**What you are asked to do:** Your task is to find every line in the records that holds the string "this" and copy it.

BEGIN

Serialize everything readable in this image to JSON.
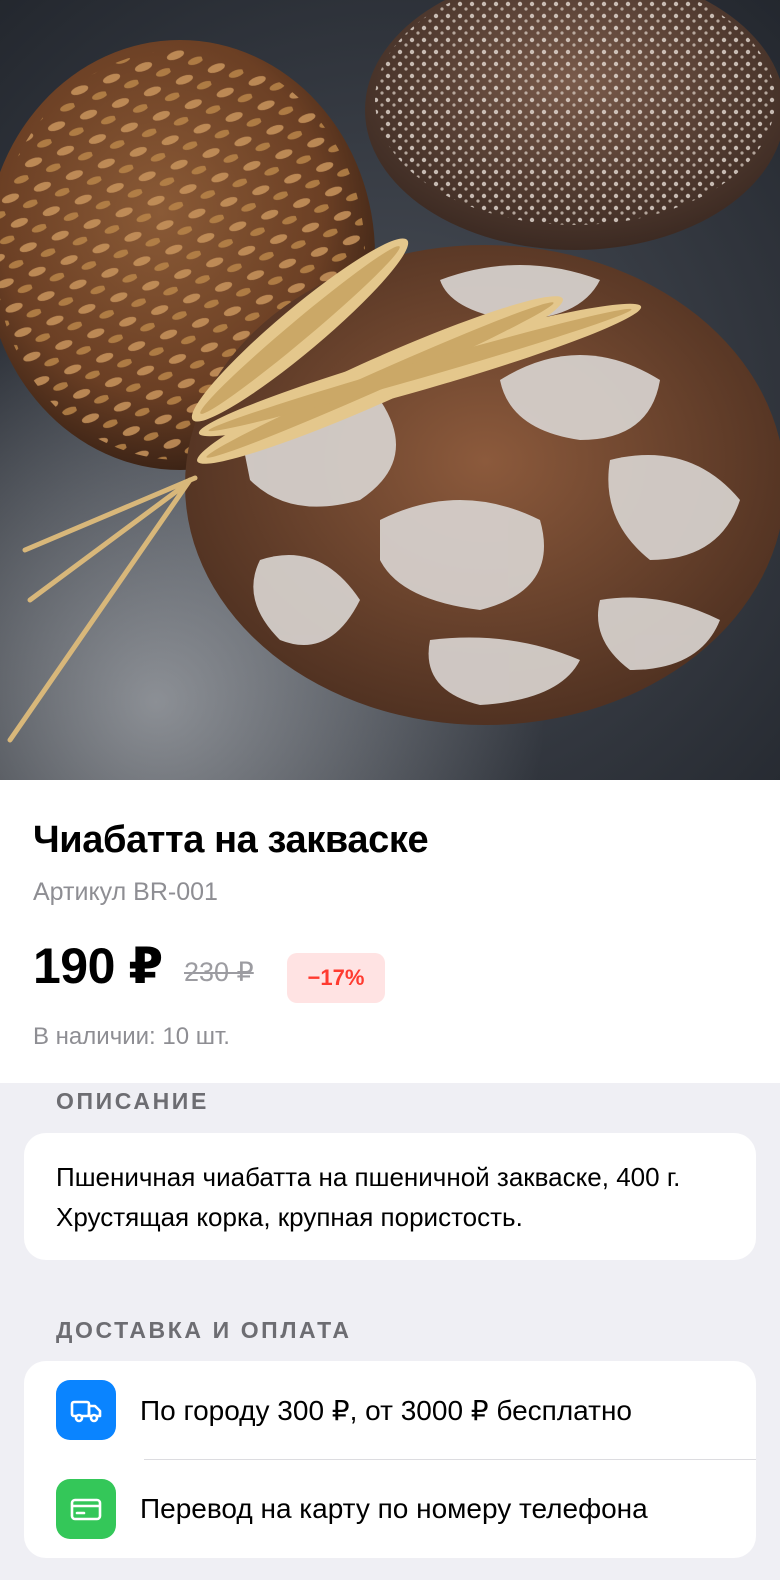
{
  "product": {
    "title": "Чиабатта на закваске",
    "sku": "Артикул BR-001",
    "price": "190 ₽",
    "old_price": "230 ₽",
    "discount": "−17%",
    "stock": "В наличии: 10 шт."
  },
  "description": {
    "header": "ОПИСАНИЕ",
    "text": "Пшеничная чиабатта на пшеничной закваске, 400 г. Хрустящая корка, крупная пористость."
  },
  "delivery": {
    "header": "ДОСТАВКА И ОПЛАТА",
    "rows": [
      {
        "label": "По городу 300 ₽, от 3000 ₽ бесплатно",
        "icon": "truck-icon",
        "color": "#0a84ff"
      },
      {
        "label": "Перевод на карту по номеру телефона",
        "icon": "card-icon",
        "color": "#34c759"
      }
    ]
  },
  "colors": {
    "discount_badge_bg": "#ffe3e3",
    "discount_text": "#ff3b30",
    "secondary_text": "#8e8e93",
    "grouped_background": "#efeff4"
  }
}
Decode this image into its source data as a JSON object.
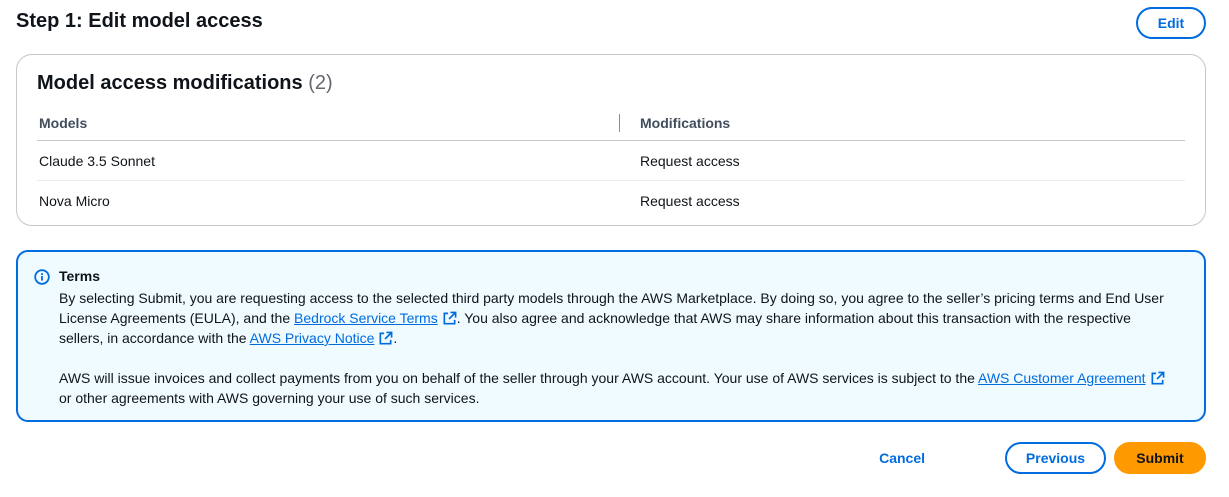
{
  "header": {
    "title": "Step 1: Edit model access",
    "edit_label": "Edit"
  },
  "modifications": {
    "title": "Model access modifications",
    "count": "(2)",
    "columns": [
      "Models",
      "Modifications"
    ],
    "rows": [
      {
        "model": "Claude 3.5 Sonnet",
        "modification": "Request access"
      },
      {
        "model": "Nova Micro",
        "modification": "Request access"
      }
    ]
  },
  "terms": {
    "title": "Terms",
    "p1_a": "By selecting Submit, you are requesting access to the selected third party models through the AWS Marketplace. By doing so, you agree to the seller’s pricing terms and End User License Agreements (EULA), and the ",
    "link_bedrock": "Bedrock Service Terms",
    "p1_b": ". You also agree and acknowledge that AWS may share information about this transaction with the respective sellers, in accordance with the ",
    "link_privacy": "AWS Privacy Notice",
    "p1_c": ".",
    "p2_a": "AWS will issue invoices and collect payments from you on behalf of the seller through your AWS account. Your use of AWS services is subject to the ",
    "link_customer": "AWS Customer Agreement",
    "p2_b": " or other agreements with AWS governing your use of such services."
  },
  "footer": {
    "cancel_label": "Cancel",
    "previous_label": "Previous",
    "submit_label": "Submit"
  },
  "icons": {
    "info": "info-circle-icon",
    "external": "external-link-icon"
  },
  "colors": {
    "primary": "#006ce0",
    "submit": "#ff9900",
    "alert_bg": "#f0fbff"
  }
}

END

**Completed exercise:**
Serialize everything readable in this image to JSON.
Decode this image into its source data as a JSON object.
    "p1_b": ". You also agree and acknowledge that AWS may share information about this transaction with the respective sellers, in accordance with the ",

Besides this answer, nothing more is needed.